Recorded data:
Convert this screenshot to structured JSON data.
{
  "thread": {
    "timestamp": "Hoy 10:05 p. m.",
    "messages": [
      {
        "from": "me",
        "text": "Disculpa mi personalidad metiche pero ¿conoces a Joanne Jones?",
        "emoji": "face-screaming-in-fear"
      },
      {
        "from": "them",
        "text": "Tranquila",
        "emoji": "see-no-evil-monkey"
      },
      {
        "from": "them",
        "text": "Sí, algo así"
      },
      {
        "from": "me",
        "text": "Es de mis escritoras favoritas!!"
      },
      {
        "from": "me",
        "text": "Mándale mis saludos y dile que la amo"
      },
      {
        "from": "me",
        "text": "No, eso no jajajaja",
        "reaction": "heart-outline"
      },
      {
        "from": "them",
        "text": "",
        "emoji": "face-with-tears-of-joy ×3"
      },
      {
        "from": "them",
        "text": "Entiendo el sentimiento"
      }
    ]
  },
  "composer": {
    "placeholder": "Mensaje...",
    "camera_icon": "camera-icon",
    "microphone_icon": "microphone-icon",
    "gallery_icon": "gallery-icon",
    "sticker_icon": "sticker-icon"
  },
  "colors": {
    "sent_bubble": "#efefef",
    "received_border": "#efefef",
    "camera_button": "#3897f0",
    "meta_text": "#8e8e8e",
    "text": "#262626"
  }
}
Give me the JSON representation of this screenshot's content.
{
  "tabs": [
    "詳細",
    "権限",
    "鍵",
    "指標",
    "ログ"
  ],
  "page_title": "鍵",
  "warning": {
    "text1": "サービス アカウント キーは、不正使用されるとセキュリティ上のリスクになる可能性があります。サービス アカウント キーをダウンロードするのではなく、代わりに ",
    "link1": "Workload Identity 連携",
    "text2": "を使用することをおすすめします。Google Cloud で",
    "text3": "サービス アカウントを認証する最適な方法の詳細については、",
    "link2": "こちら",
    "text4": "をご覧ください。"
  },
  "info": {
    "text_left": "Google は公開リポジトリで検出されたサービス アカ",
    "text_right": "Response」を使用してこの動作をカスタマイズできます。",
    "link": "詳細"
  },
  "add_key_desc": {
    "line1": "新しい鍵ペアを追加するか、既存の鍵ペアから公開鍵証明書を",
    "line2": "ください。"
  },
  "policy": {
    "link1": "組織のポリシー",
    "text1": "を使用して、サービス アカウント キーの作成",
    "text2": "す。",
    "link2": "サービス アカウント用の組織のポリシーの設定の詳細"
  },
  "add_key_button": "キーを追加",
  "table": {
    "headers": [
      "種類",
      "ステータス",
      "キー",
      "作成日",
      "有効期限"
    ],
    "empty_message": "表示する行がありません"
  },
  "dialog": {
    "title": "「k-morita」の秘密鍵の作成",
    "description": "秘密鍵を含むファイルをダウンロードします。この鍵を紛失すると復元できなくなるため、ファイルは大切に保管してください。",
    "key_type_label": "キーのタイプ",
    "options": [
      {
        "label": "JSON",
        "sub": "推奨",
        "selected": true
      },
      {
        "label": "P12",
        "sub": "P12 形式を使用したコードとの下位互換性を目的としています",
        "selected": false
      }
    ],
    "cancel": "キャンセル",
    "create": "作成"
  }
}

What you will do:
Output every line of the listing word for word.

Task output:
Convert this screenshot to structured JSON data.
{
  "thread": {
    "timestamp": "Hoy 10:05 p. m.",
    "messages": [
      {
        "from": "me",
        "text": "Disculpa mi personalidad metiche pero ¿conoces a Joanne Jones?",
        "emoji": "face-screaming-in-fear"
      },
      {
        "from": "them",
        "text": "Tranquila",
        "emoji": "see-no-evil-monkey"
      },
      {
        "from": "them",
        "text": "Sí, algo así"
      },
      {
        "from": "me",
        "text": "Es de mis escritoras favoritas!!"
      },
      {
        "from": "me",
        "text": "Mándale mis saludos y dile que la amo"
      },
      {
        "from": "me",
        "text": "No, eso no jajajaja",
        "reaction": "heart-outline"
      },
      {
        "from": "them",
        "text": "",
        "emoji": "face-with-tears-of-joy ×3"
      },
      {
        "from": "them",
        "text": "Entiendo el sentimiento"
      }
    ]
  },
  "composer": {
    "placeholder": "Mensaje...",
    "camera_icon": "camera-icon",
    "microphone_icon": "microphone-icon",
    "gallery_icon": "gallery-icon",
    "sticker_icon": "sticker-icon"
  },
  "colors": {
    "sent_bubble": "#efefef",
    "received_border": "#efefef",
    "camera_button": "#3897f0",
    "meta_text": "#8e8e8e",
    "text": "#262626"
  }
}
Give me the JSON representation of this screenshot's content.
{
  "tabs": [
    "詳細",
    "権限",
    "鍵",
    "指標",
    "ログ"
  ],
  "page_title": "鍵",
  "warning": {
    "text1": "サービス アカウント キーは、不正使用されるとセキュリティ上のリスクになる可能性があります。サービス アカウント キーをダウンロードするのではなく、代わりに ",
    "link1": "Workload Identity 連携",
    "text2": "を使用することをおすすめします。Google Cloud で",
    "text3": "サービス アカウントを認証する最適な方法の詳細については、",
    "link2": "こちら",
    "text4": "をご覧ください。"
  },
  "info": {
    "text_left": "Google は公開リポジトリで検出されたサービス アカ",
    "text_right": "Response」を使用してこの動作をカスタマイズできます。",
    "link": "詳細"
  },
  "add_key_desc": {
    "line1": "新しい鍵ペアを追加するか、既存の鍵ペアから公開鍵証明書を",
    "line2": "ください。"
  },
  "policy": {
    "link1": "組織のポリシー",
    "text1": "を使用して、サービス アカウント キーの作成",
    "text2": "す。",
    "link2": "サービス アカウント用の組織のポリシーの設定の詳細"
  },
  "add_key_button": "キーを追加",
  "table": {
    "headers": [
      "種類",
      "ステータス",
      "キー",
      "作成日",
      "有効期限"
    ],
    "empty_message": "表示する行がありません"
  },
  "dialog": {
    "title": "「k-morita」の秘密鍵の作成",
    "description": "秘密鍵を含むファイルをダウンロードします。この鍵を紛失すると復元できなくなるため、ファイルは大切に保管してください。",
    "key_type_label": "キーのタイプ",
    "options": [
      {
        "label": "JSON",
        "sub": "推奨",
        "selected": true
      },
      {
        "label": "P12",
        "sub": "P12 形式を使用したコードとの下位互換性を目的としています",
        "selected": false
      }
    ],
    "cancel": "キャンセル",
    "create": "作成"
  }
}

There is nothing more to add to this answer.